"My poor sister Marie!' I answered, trying to encourage her. It's hard to follow in the footsteps of Father de Foucauld.'And she said, 'So I've noticed!"

With her second group of candidates, Lsr Magdeleine decided to be more cautious. They needed some kind of formation before they came to the Sahara. But she was so busy gathering funds to continue the work that she needed to entrust them to someone else for their initial formation.

A congregation in Lyons, France, agreed to take the first novices in. One of those novices recently turned 100! Her recollection of the early days includes an account of how the "Prayer of Abandonment" came to birth. She says that Lsr Magdeleine spent the first week together with them. Before setting off she wanted to leave them with a prayer that would form them in the spirit of Br. Charles:

"One evening, Lsr Magdeleine called Lsr Anne and me. She read us a meditation written by dr. Charles on the line from the Gospel, 'Father, into your hands I commend my soul'. She asked, 'Don't you think that would be a nice prayer to say each day? We were in complete agreement, but it couldn't be recited as he wrote it because his meditation was so full of repetitions. We read and re-read it, removing much of the repetition and trying to keep the key elements. And that night the prayer that we, together with so many others, now say each evening was born."

"Abandonment" was the first entry in Lsr Magdeleine's notebook of quotes from Br. Charles:
"It's the final prayer of our Master, our beloved... May it also be ours... May it not just be the prayer of our final moment, but of every moment..."

There followed the entire meditation, written while Br. Charles was a Trappist in Syria in 1896. He had been entrusted with two postulants and had begun writing meditations to help them focus on Jesus' words and examples. Rene Bazin had included the passage in his first anthology of Charles de Foucauld's writings, and that's where Lsr Magdeleine had found it. With her first novices they whittled it down to the prayer that is so well known today.

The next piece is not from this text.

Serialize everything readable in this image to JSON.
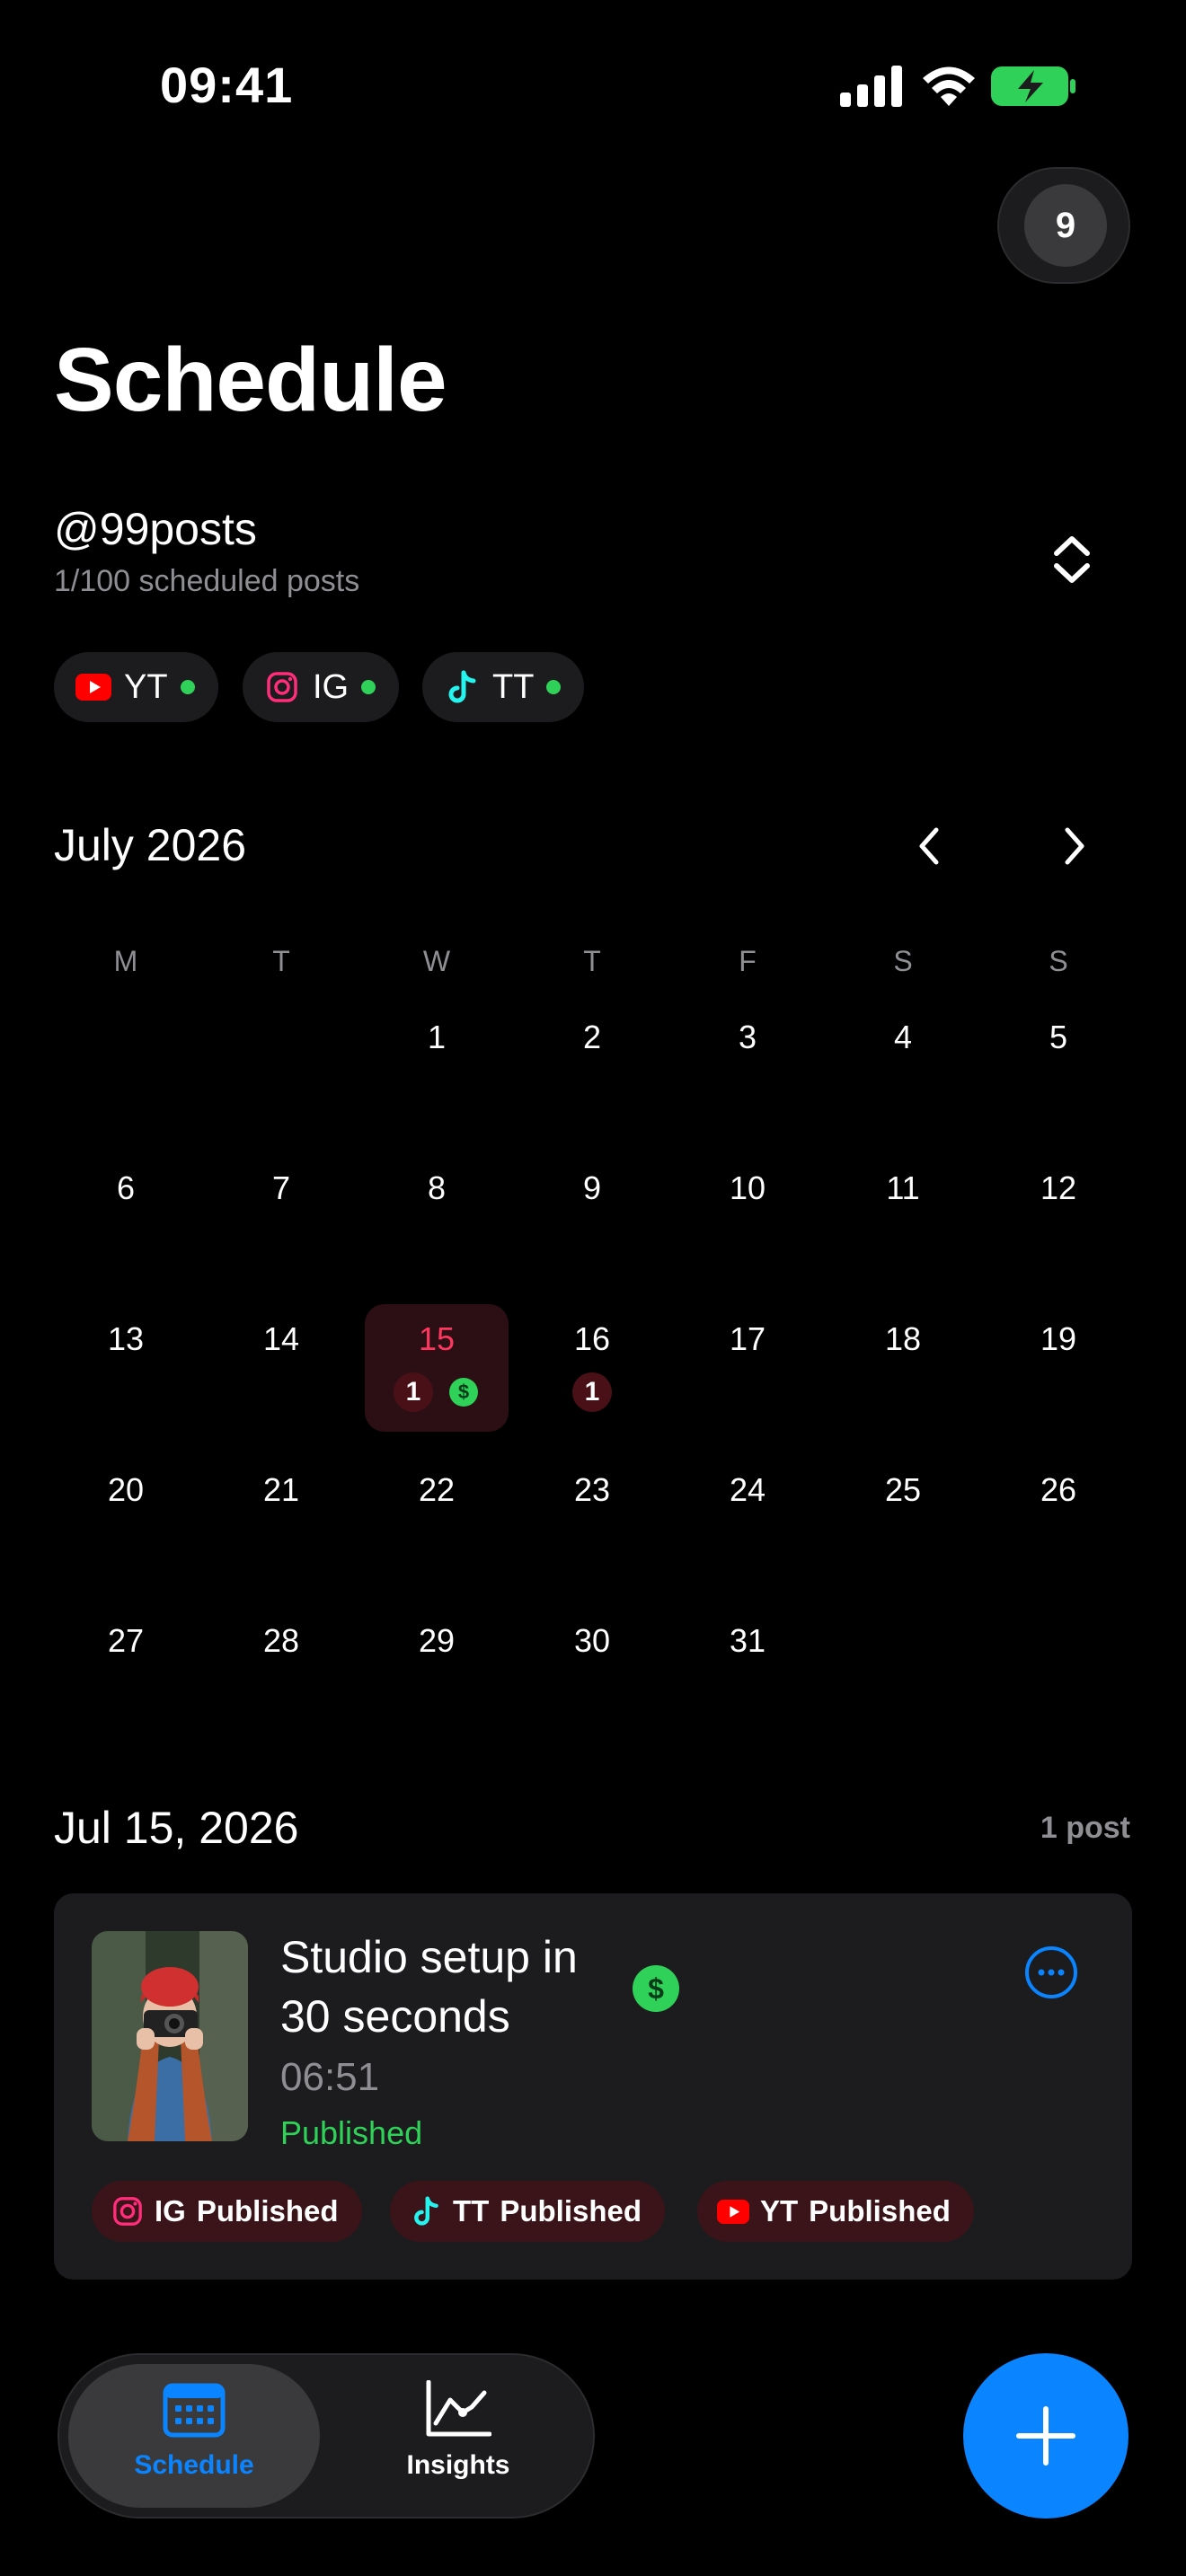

In Br. Charles' original meditation, he uses the expression "I abandon myself" only after repeating "I surrender myself," and "I entrust myself." "Abandon" was an important word for her. It was closely related to her vision of receiving the infant Jesus from the hands of his mother, Mary. In that experience, the child Jesus had "abandoned himself" into her hands. For her the only possible response was to make that self-abandonment reciprocal. It wasn't something gloomy, but something daring and joyful:
"Have you ever seen that often repeated gesture of a young father pretending to toss his little child out over a cliff? And the child laughs and laughs because he knows well that no harm can ever come to him from his father."

Many people comment that it is not an easy prayer to say. Indeed, there have been evenings when I have refused to say it! Seemingly insoluble problems can weigh heavy on my heart the aging and fragility of my Sisters, the eclipse of faith in the lives of many of those I care most about, the ecological mess we've made of this beloved blue planet. The Prayer of Abandonment invites me to lighten up. We are in the hands of the One who promises that
"All shall be well, and every manner of thing shall be well..."(spoken to Julian of Norwich)
Father I abandon myself into your hands;
Do with me what you will.
Whatever you may do, I thank you:
I am ready for all, I accept all.
Let only your will be done in me and in all your creatures.
I wish no more than this, O Lord.
I offer it to you with all the love of my heart,
for I love you Lord, and so need to give myself,
to surrender myself into your hands, without reserve,
and with boundless confidence,
for you are my Father.